Lateral thinking

from Wikipedia, the free encyclopedia

Lateral thinking (from Latin latus "side"), colloquially also called lateral thinking , is a thinking method that can be used in the context of the application of creativity techniques to solve problems or to find ideas.


The term was introduced by Edward de Bono in 1967 and has been used in numerous publications since then. Occasionally, the term non-linear thinking is also used in technical language . Colloquially it also means thinking outside the box or thinking outside the box . The antonym is vertical or linear thinking.

Edward de Bono also coined the term “ parallel thinking ” to describe the ability to systematically adopt different perspectives of thought and perception in relation to any topic. The most important example of parallel thinking are De Bono's thinking hats ; they are now used worldwide in large organizations in the areas of creativity, but also communication and team development.

De Bono's concept differs only in nuances from that of Joy Paul Guilford . He used the technical term divergent thinking instead of lateral thinking or the term convergent thinking instead of vertical thinking . Due to their strong similarity, the designation pairs are used largely with the same meaning.


In contrast to vertical thinking , which runs step by step (continuously) and is based on practiced patterns , lateral thinking is characterized by the following principles:

  • It is permitted that existing information is subjectively assessed and used selectively. Details are not recorded analytically, but rather intuitively .
  • Intellectual jumps and associations are allowed, not every intermediate result has to be correct.
  • Yes / no decisions are avoided. Unworkable solutions can also be a step towards better understanding the problem.
  • Conventional thought patterns are challenged by e.g. B. is consciously looking for the most unlikely solution to a problem.
  • The initial situation and framework conditions are not accepted as unchangeable.

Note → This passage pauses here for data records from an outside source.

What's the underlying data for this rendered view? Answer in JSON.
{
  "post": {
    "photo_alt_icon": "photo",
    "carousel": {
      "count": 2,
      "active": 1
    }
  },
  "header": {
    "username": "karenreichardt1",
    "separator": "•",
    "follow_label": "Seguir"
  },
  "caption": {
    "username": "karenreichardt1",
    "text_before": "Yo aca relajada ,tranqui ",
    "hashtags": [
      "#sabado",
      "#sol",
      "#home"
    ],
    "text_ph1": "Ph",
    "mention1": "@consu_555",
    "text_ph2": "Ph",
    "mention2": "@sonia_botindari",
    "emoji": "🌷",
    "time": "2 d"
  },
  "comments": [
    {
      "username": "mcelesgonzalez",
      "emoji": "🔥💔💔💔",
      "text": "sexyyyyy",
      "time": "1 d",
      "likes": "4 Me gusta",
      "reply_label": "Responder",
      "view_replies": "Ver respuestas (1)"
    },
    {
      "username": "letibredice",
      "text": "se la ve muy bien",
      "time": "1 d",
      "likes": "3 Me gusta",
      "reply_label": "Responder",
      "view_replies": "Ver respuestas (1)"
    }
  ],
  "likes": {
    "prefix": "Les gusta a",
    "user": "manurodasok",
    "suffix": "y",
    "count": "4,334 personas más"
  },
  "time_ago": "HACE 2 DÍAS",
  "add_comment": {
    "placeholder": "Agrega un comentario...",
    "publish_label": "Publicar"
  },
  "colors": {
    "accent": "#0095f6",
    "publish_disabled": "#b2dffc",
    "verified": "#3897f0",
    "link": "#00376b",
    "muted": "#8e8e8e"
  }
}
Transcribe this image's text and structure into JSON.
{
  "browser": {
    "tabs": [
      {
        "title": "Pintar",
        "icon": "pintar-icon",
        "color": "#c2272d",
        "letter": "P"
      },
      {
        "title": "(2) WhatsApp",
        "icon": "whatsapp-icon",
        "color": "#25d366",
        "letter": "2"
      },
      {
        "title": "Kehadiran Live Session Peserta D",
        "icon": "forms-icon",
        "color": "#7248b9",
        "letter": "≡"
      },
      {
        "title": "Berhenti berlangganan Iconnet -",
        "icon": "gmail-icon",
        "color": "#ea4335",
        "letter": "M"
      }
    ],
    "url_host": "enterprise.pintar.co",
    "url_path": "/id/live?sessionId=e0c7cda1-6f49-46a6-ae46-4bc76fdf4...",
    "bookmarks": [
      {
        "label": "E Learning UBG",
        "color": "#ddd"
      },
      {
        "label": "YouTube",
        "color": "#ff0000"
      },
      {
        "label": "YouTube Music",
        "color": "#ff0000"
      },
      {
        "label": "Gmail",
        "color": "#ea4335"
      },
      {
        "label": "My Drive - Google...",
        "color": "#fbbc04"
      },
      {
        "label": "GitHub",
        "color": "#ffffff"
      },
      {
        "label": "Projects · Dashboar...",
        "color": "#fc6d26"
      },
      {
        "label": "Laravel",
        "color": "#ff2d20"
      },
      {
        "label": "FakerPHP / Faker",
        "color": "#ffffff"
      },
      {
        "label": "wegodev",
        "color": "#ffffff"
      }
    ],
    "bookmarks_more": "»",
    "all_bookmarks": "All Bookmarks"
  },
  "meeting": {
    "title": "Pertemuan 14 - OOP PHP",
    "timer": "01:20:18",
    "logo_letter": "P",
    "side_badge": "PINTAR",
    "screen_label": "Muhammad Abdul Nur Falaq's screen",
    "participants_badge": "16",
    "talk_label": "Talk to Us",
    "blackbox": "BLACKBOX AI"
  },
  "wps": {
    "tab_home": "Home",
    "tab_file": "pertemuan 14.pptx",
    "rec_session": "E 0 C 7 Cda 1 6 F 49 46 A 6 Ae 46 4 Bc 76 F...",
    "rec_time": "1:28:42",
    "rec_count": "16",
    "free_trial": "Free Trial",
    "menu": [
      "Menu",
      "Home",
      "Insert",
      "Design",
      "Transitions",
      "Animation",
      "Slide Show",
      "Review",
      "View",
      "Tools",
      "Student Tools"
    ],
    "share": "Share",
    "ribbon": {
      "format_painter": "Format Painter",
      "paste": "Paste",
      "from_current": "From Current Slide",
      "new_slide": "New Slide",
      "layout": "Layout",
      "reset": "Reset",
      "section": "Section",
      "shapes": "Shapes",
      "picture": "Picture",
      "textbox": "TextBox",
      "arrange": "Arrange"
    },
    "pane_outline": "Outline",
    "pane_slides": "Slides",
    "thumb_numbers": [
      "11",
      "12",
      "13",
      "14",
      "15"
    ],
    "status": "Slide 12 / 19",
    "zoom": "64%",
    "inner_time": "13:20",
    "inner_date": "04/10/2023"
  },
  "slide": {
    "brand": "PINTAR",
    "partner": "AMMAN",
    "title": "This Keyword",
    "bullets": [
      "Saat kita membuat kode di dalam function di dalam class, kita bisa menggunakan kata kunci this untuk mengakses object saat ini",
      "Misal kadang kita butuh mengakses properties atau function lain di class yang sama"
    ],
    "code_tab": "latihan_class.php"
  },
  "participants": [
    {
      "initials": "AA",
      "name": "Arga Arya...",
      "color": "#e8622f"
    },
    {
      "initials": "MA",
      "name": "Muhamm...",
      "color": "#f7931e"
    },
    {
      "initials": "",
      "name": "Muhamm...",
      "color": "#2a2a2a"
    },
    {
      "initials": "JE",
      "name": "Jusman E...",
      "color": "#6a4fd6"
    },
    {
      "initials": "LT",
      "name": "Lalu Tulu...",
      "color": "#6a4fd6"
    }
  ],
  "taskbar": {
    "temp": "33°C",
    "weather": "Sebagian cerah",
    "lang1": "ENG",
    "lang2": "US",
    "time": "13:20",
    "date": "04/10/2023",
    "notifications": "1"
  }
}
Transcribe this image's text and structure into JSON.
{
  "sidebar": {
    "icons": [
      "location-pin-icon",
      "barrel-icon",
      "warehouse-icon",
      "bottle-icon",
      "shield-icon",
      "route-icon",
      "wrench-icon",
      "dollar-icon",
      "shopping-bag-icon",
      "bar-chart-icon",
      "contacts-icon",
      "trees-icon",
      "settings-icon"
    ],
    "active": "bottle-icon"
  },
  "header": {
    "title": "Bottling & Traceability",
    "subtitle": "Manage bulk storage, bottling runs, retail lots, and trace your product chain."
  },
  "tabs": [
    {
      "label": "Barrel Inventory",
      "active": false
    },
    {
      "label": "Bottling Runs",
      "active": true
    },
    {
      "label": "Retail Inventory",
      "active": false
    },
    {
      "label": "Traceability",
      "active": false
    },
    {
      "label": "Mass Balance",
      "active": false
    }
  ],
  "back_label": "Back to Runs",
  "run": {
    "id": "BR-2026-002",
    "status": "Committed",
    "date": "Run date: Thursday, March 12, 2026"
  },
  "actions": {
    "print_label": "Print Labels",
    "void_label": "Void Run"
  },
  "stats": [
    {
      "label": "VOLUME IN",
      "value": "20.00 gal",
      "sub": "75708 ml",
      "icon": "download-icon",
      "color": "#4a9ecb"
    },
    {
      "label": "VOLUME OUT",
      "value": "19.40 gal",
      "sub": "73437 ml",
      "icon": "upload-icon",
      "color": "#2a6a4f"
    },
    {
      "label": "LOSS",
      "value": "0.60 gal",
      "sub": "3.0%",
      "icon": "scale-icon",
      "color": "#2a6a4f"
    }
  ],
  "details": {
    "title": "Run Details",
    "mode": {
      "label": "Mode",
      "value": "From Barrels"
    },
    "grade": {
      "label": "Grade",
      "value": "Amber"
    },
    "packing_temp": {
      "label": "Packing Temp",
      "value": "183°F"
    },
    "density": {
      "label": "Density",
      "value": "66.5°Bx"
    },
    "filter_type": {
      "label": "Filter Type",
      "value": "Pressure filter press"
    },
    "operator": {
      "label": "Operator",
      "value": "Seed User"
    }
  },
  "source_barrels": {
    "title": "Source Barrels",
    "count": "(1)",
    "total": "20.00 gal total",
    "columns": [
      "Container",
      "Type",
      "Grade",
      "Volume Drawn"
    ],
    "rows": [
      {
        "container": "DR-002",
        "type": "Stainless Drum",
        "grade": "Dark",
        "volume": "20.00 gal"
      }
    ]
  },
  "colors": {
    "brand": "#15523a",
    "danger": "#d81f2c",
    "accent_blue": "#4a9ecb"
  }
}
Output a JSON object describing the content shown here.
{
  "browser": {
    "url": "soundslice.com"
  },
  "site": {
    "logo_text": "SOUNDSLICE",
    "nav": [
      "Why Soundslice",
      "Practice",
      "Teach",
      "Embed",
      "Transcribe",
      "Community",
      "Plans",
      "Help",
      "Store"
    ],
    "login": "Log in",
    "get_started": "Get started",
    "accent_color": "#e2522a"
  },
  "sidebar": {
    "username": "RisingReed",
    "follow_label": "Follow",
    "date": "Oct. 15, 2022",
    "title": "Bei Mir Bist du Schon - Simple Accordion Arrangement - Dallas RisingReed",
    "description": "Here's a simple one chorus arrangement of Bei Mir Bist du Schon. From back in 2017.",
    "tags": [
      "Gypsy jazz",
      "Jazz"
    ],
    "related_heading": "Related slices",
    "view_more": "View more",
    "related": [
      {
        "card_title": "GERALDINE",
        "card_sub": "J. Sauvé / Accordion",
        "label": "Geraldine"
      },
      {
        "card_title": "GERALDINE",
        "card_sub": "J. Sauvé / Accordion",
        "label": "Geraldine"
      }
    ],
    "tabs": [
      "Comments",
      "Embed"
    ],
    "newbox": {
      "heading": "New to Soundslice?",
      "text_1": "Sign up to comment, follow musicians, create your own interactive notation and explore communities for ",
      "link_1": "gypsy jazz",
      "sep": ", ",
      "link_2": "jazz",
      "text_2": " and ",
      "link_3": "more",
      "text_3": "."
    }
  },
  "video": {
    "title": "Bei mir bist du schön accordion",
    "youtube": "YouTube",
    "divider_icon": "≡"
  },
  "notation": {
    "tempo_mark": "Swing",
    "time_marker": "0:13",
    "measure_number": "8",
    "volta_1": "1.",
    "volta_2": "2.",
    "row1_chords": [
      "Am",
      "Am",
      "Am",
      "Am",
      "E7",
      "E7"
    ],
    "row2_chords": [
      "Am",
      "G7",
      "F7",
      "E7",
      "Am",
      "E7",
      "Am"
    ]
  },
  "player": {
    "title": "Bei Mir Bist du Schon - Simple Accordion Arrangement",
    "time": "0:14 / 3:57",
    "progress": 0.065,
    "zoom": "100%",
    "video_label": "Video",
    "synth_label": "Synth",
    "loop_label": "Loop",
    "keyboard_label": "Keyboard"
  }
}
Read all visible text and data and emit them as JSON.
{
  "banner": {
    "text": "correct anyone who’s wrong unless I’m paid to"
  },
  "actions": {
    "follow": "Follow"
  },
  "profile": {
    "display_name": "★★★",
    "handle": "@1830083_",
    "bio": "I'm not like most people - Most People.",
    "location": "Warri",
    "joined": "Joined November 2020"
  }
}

The technique of lateral thinking can be practiced and used in a targeted manner as part of a creative process . Depending on the problem, it does not necessarily lead to a practically implementable solution, but it can open up new perspectives.


The question "How many games have to take place in order to determine the winner of a tournament with 111 participants in a knockout system ?" Is answered by most people through vertical thinking: 1st round 55 games (1 bye ) , 2nd round 28 games, 3rd round 14 games, 4th round 7 games, 5th round 3 games (1 bye), 6th round 2 games, 7th round 1 game. These numbers are determined step by step and then added up (110). The lateral thinking uses the result to determine without computational effort of a change in perspective, if there is a winner, there must be 110 losers. Each of them only loses once, so many matches are played accordingly.

Both methods come to the same result in this case, but in different ways.


Lateral thinking can be used as a technique for generating ideas in many problem areas (compare creativity techniques ).

In the management process , lateral thinking is one of several established creativity techniques when it comes to finding unconventional or innovative solutions to operational problems.

One type of puzzle that requires lateral thinking is the lateral .

Lateral thinker as a term

After lateral thinking in the 19th century meant helplessness, the first mention of a positive term lateral thinker is found in 1915 in connection with Münchhausen's “giant fantasy” .

While the ability to think laterally when solving problems in a liberal environment is usually rated positively today, the verbal stigmatization of a person as a lateral thinker has a negative connotation in a more traditionalist, perfectionist environment.


  • Edward de Bono: Lateral Thinking: a course to develop your creativity reserves. Rowohlt, Reinbek 1971, ISBN 3-498-00431-X .
  • Edward de Bono: Lateral thinking for leaders. Rowohlt, Reinbek 1972, ISBN 3-498-00439-5 .
  • Joachim Bröcher: Teach differently, go to school differently: Contributions to school and lesson development in the learning focus. Universitätsverlag Winter, Heidelberg 2007 (application of lateral thinking to school and teaching development).

Web links


  1. Matthias Nöllke : creativity techniques. Haufe, 2006, pp. 14-15.
  2. ^ Paul Neff: Literature sheet. Edited by Wolfgang Menzel. No. 42, April 22, 1836, p. 2 ( preview of page 166 in the Google book search); Quote: “By the way, the question is still very much whether thinking does not follow first after being, whether all thinking is not just a reflection, at least we must abstract from our poor cross and lateral thinking and speculation when creating the world and do not believe in God that he had long thought to himself how he would make the world. "
  3. Robert Müller: Power: Psychopolitical Foundations of the Present Atlantic War , H. Schmidt (1915), p. 21: "[...] no, I claim Münchhausen next to Faust as a German prehistoric man, this giant fantasy, this cross and lateral thinker, who himself and by hand [...] ”.